Uganda: Government to lose Shs260 Billion due to Climate Change – UN

27 October 2016 | Mitigation

The Food and Agriculture Organisation (FAO) has warned that Uganda could lose Shs260 billion to rising temperatures by 2050 due to climate changes.

While at the World Food Day celebrations at Ngetta Zonal Agricultural Research and Development Institute in Lira District last Sunday, the UN agency noted that more than 90 per cent of all natural disasters facing humanity today are climate change related, further warning that climate change and its effects will continue to impact "negatively" on the environment, natural resources and development initiatives.

Poor affected

This according to the agency will impact on the poorest and hungriest who will continue to suffer the most explaining that majority of poverty-stricken families live in rural areas, earn their livelihood and feed their families from agriculture sector that bears the brunt of climate change.

According to FAO, there has been a 0.2 degree Celsius increase in temperatures every decade in Uganda since 1960 and may increase by up to 5.3 degree Celsius by 2080.

The increase in temperatures increases transpiration and water loss from soils, thereby destroying seedlings and crops.

"There are projections of rainfall decrease by 133mm to 188mm by 2080 and also a shift of seasons.

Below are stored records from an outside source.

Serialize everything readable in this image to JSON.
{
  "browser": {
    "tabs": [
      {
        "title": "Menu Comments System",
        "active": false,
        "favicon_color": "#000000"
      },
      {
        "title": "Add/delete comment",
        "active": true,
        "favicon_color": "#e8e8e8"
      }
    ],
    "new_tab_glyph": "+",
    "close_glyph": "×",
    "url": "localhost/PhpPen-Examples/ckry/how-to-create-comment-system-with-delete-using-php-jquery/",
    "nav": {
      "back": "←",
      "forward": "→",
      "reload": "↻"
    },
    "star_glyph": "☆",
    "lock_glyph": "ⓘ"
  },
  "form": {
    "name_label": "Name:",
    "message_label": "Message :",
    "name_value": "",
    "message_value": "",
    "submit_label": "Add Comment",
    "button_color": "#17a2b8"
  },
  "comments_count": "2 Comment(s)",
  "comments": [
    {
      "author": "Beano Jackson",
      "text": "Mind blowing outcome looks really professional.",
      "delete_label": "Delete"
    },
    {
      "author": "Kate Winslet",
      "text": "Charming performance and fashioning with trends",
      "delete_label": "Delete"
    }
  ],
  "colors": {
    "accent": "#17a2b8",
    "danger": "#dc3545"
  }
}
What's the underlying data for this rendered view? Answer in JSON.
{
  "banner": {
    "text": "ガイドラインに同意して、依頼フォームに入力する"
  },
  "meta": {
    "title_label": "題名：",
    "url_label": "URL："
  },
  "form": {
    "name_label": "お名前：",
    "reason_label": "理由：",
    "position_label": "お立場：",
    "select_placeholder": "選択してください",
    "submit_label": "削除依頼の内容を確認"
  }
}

The cumulative losses and damages could cost Uganda Shs260 billion between 2010 and 2050," Mr Alhaji M Jallow, FAO's country representative said.

Under these circumstances, the UN agency urged the government of Uganda to address food and agriculture in climate action plans and invest more in rural development.

Through strengthening the resilience of smallholder farmers, the organisation, said food security for planet's increasingly hungry population and reduce emission could be guaranteed.

Briefing Prime Minister Ruhakana Rugunda during the celebrations Mr Jallow said FAO envisages a world in which food and agricultural systems and dependent livelihoods become resilient to impacts of climate change, through appropriate measures and positive options.

Dr Ambrose Agona, director general of the National Agricultural Research Organisation (NARO), said: "The drought we experienced this year caused many farmers to lose up to 100 per cent of some their other crops."



Source: All Africa